> Task details
The full listing, reproduced exactly, is what the response must contain.

> Materials provided

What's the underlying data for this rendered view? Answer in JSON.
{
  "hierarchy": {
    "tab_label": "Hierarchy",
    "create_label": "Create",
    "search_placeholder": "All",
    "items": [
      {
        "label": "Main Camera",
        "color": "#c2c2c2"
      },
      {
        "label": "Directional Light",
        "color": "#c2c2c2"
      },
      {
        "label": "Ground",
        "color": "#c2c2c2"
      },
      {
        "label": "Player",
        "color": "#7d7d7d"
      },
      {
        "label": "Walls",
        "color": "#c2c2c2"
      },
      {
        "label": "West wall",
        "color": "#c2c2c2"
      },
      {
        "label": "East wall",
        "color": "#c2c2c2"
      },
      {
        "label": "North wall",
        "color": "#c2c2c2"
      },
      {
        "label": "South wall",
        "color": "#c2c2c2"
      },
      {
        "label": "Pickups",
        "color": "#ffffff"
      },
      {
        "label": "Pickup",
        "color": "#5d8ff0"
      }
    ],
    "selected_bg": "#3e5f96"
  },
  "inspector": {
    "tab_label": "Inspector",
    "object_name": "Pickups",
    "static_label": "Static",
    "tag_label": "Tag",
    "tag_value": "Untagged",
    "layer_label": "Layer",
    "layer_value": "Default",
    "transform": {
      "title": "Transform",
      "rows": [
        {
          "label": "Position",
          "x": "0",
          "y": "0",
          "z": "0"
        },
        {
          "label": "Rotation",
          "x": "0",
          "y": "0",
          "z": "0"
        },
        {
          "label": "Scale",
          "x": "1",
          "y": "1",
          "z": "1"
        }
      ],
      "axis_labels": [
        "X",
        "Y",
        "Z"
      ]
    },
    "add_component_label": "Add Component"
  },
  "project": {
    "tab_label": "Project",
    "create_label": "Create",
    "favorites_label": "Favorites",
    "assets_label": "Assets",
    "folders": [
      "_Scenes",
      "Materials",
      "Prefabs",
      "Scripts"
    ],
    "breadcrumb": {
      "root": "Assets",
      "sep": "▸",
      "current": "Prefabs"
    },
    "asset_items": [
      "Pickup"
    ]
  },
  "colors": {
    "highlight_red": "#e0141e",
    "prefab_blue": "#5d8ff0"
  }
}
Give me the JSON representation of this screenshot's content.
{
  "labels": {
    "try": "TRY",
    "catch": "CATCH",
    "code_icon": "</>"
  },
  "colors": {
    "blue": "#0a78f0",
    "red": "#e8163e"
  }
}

> Your solution
What's the underlying data for this rendered view? Answer in JSON.
{
  "hierarchy": {
    "tab_label": "Hierarchy",
    "create_label": "Create",
    "search_placeholder": "All",
    "items": [
      {
        "label": "Main Camera",
        "color": "#c2c2c2"
      },
      {
        "label": "Directional Light",
        "color": "#c2c2c2"
      },
      {
        "label": "Ground",
        "color": "#c2c2c2"
      },
      {
        "label": "Player",
        "color": "#7d7d7d"
      },
      {
        "label": "Walls",
        "color": "#c2c2c2"
      },
      {
        "label": "West wall",
        "color": "#c2c2c2"
      },
      {
        "label": "East wall",
        "color": "#c2c2c2"
      },
      {
        "label": "North wall",
        "color": "#c2c2c2"
      },
      {
        "label": "South wall",
        "color": "#c2c2c2"
      },
      {
        "label": "Pickups",
        "color": "#ffffff"
      },
      {
        "label": "Pickup",
        "color": "#5d8ff0"
      }
    ],
    "selected_bg": "#3e5f96"
  },
  "inspector": {
    "tab_label": "Inspector",
    "object_name": "Pickups",
    "static_label": "Static",
    "tag_label": "Tag",
    "tag_value": "Untagged",
    "layer_label": "Layer",
    "layer_value": "Default",
    "transform": {
      "title": "Transform",
      "rows": [
        {
          "label": "Position",
          "x": "0",
          "y": "0",
          "z": "0"
        },
        {
          "label": "Rotation",
          "x": "0",
          "y": "0",
          "z": "0"
        },
        {
          "label": "Scale",
          "x": "1",
          "y": "1",
          "z": "1"
        }
      ],
      "axis_labels": [
        "X",
        "Y",
        "Z"
      ]
    },
    "add_component_label": "Add Component"
  },
  "project": {
    "tab_label": "Project",
    "create_label": "Create",
    "favorites_label": "Favorites",
    "assets_label": "Assets",
    "folders": [
      "_Scenes",
      "Materials",
      "Prefabs",
      "Scripts"
    ],
    "breadcrumb": {
      "root": "Assets",
      "sep": "▸",
      "current": "Prefabs"
    },
    "asset_items": [
      "Pickup"
    ]
  },
  "colors": {
    "highlight_red": "#e0141e",
    "prefab_blue": "#5d8ff0"
  }
}
Give me the JSON representation of this screenshot's content.
{
  "labels": {
    "try": "TRY",
    "catch": "CATCH",
    "code_icon": "</>"
  },
  "colors": {
    "blue": "#0a78f0",
    "red": "#e8163e"
  }
}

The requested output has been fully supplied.